TASK DESCRIPTION: When a line in the listing contains the string "true", pick it out and copy it.

SOURCE MATERIAL:
....

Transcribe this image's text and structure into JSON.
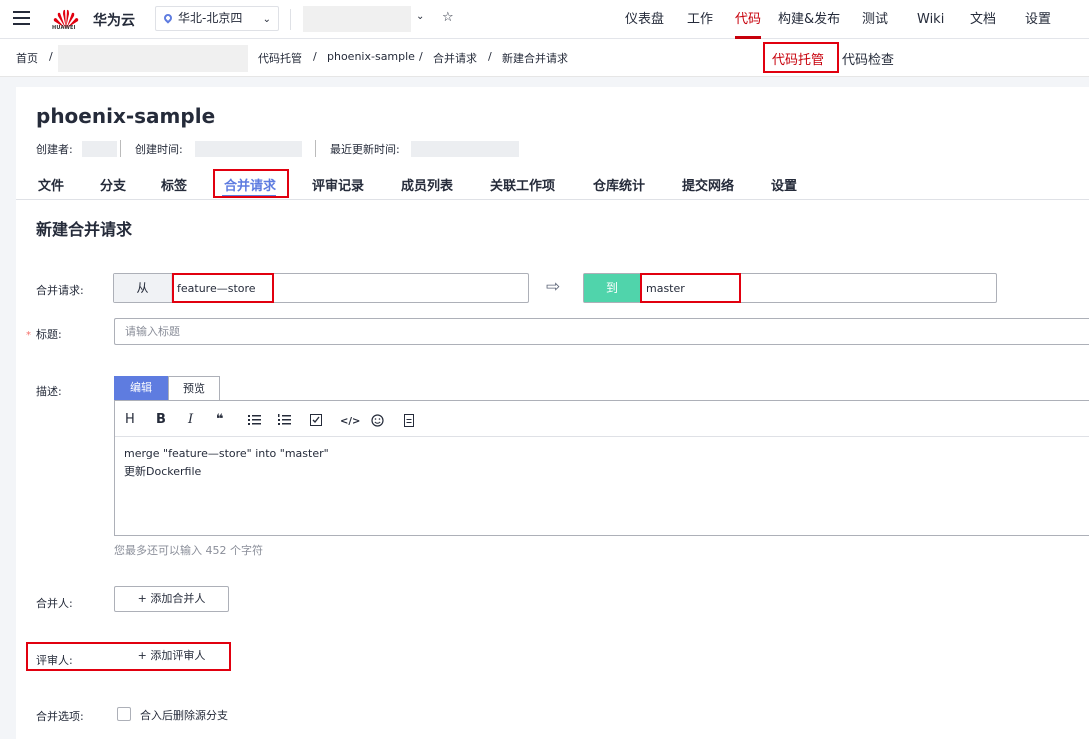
{
  "topbar": {
    "brand": "华为云",
    "logo_text": "HUAWEI",
    "region": "华北-北京四",
    "nav": [
      "仪表盘",
      "工作",
      "代码",
      "构建&发布",
      "测试",
      "Wiki",
      "文档",
      "设置"
    ],
    "active_nav": "代码",
    "accent_color": "#c7000b"
  },
  "breadcrumb": {
    "home": "首页",
    "sep": "/",
    "items": [
      "代码托管",
      "phoenix-sample",
      "合并请求",
      "新建合并请求"
    ],
    "right_links": [
      "代码托管",
      "代码检查"
    ]
  },
  "repo": {
    "name": "phoenix-sample",
    "creator_label": "创建者:",
    "created_label": "创建时间:",
    "updated_label": "最近更新时间:"
  },
  "tabs": [
    "文件",
    "分支",
    "标签",
    "合并请求",
    "评审记录",
    "成员列表",
    "关联工作项",
    "仓库统计",
    "提交网络",
    "设置"
  ],
  "active_tab": "合并请求",
  "form": {
    "section_title": "新建合并请求",
    "merge_label": "合并请求:",
    "from_label": "从",
    "source_branch": "feature—store",
    "to_label": "到",
    "target_branch": "master",
    "title_label": "标题:",
    "title_placeholder": "请输入标题",
    "desc_label": "描述:",
    "editor_tabs": {
      "edit": "编辑",
      "preview": "预览"
    },
    "toolbar": [
      "H",
      "B",
      "I",
      "❝",
      "bullet-list-icon",
      "ordered-list-icon",
      "checklist-icon",
      "code-icon",
      "emoji-icon",
      "file-icon"
    ],
    "description_lines": [
      "merge \"feature—store\" into \"master\"",
      "更新Dockerfile"
    ],
    "char_hint": "您最多还可以输入 452 个字符",
    "merger_label": "合并人:",
    "add_merger": "+ 添加合并人",
    "reviewer_label": "评审人:",
    "add_reviewer": "+ 添加评审人",
    "options_label": "合并选项:",
    "delete_source_branch": "合入后删除源分支",
    "delete_source_checked": false
  }
}
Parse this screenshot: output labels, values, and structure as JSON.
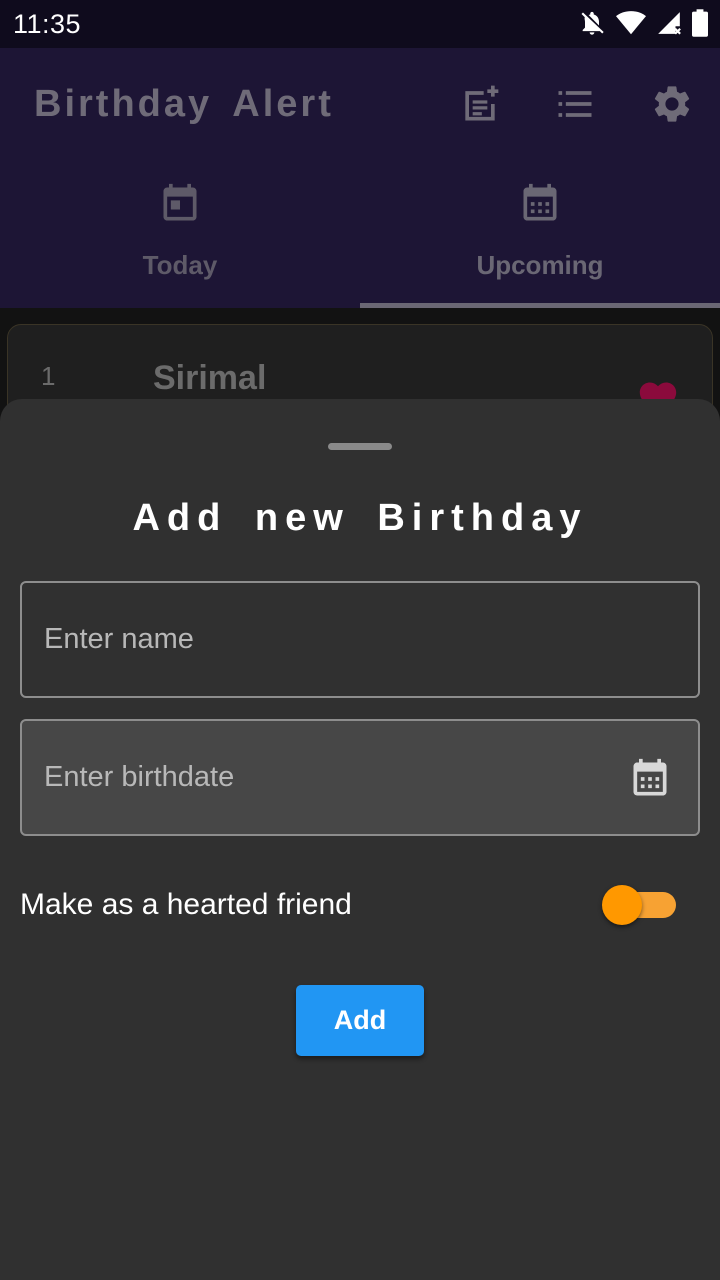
{
  "status_bar": {
    "time": "11:35",
    "icons": [
      "notifications-off-icon",
      "wifi-icon",
      "signal-icon",
      "battery-icon"
    ]
  },
  "app_bar": {
    "title": "Birthday  Alert",
    "actions": [
      "add-note-icon",
      "list-icon",
      "settings-icon"
    ]
  },
  "tabs": [
    {
      "label": "Today",
      "icon": "calendar-today-icon",
      "selected": false
    },
    {
      "label": "Upcoming",
      "icon": "calendar-month-icon",
      "selected": true
    }
  ],
  "list": {
    "items": [
      {
        "index": "1",
        "name": "Sirimal",
        "hearted": true
      }
    ]
  },
  "sheet": {
    "title": "Add  new  Birthday",
    "name_placeholder": "Enter name",
    "name_value": "",
    "birthdate_placeholder": "Enter birthdate",
    "birthdate_value": "",
    "hearted_label": "Make as a hearted friend",
    "hearted_on": true,
    "add_label": "Add"
  },
  "colors": {
    "app_bar": "#1d1535",
    "sheet": "#303030",
    "accent_orange": "#ff9800",
    "button_blue": "#2196f3",
    "heart": "#8b0a3c"
  }
}
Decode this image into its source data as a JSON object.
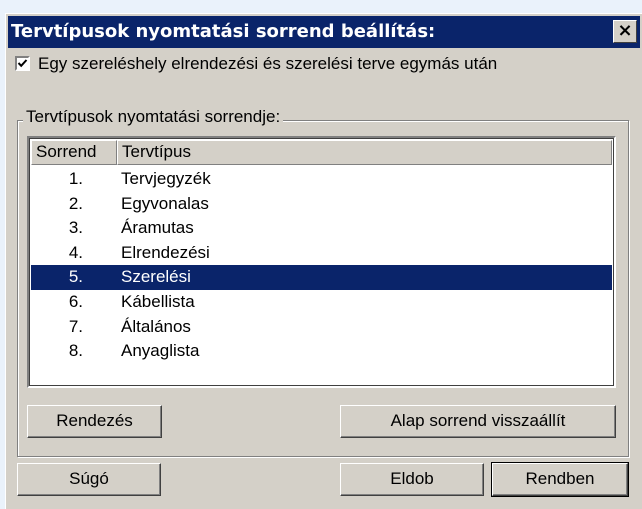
{
  "dialog": {
    "title": "Tervtípusok nyomtatási sorrend beállítás:",
    "close_label": "×"
  },
  "checkbox": {
    "label": "Egy szereléshely elrendezési és szerelési terve egymás után",
    "checked": true
  },
  "group": {
    "label": "Tervtípusok nyomtatási sorrendje:"
  },
  "table": {
    "columns": [
      "Sorrend",
      "Tervtípus"
    ],
    "rows": [
      {
        "num": "1.",
        "name": "Tervjegyzék"
      },
      {
        "num": "2.",
        "name": "Egyvonalas"
      },
      {
        "num": "3.",
        "name": "Áramutas"
      },
      {
        "num": "4.",
        "name": "Elrendezési"
      },
      {
        "num": "5.",
        "name": "Szerelési"
      },
      {
        "num": "6.",
        "name": "Kábellista"
      },
      {
        "num": "7.",
        "name": "Általános"
      },
      {
        "num": "8.",
        "name": "Anyaglista"
      }
    ],
    "selected_index": 4
  },
  "buttons": {
    "sort": "Rendezés",
    "reset": "Alap sorrend visszaállít",
    "help": "Súgó",
    "discard": "Eldob",
    "ok": "Rendben"
  },
  "colors": {
    "titlebar": "#0a246a",
    "selection": "#0a246a",
    "face": "#d4d0c8",
    "outer_background": "#eaf2fb"
  }
}
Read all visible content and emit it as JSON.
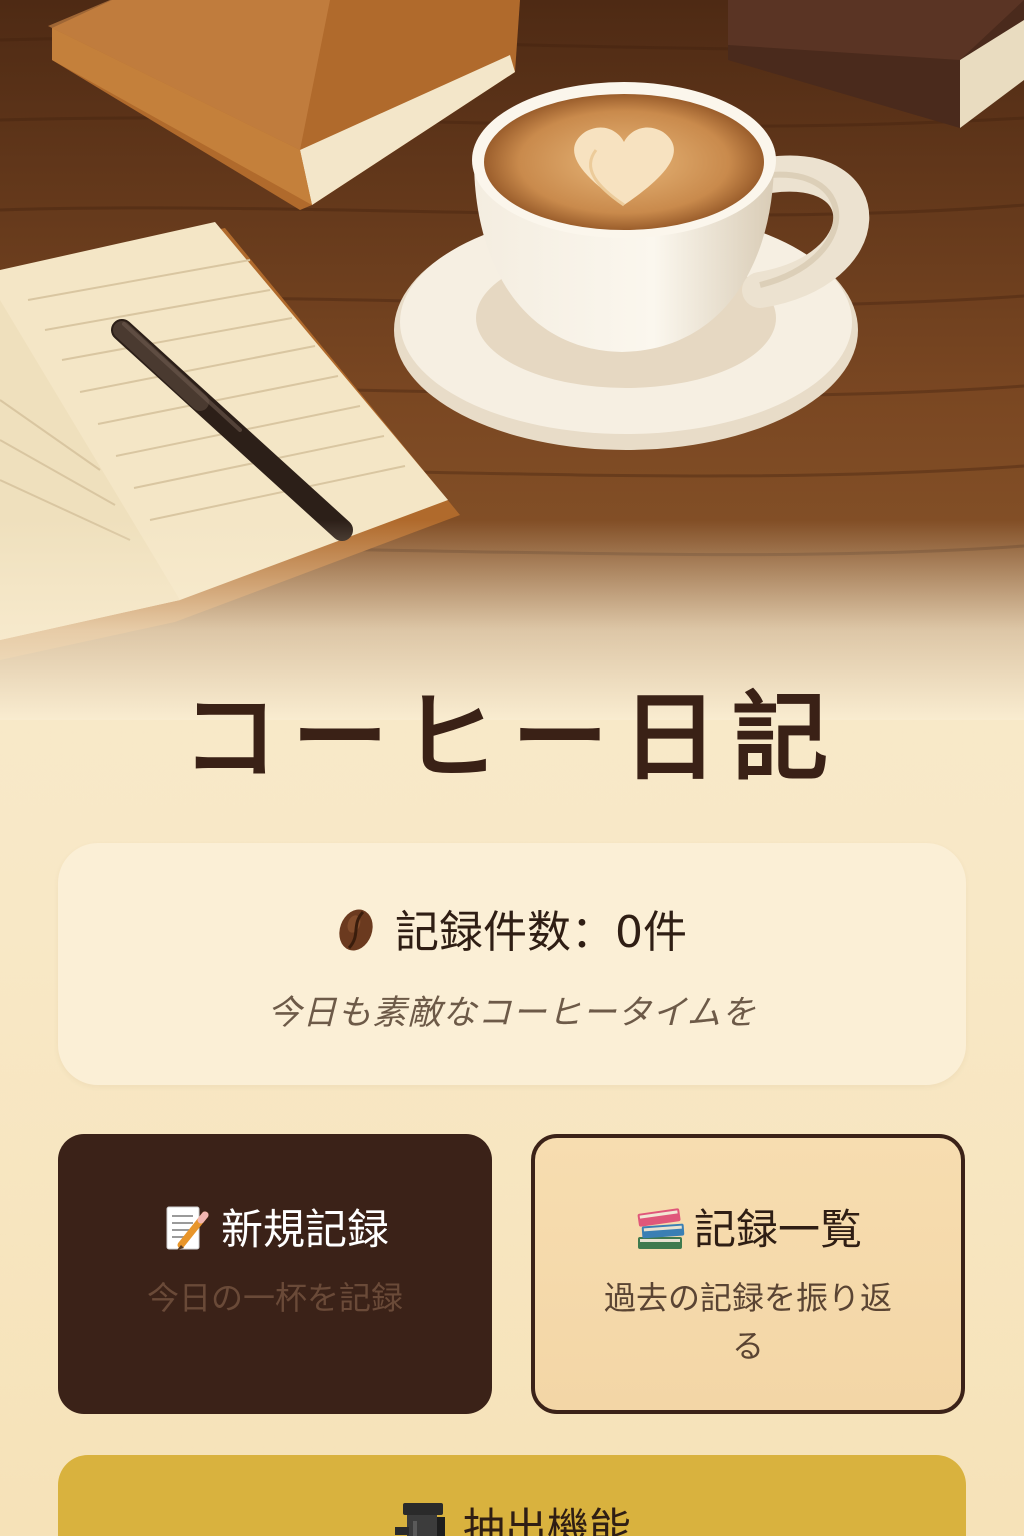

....

REPLY:
      "selected": true
        "hearted": true
    "hearted_on": true,
    "checked": true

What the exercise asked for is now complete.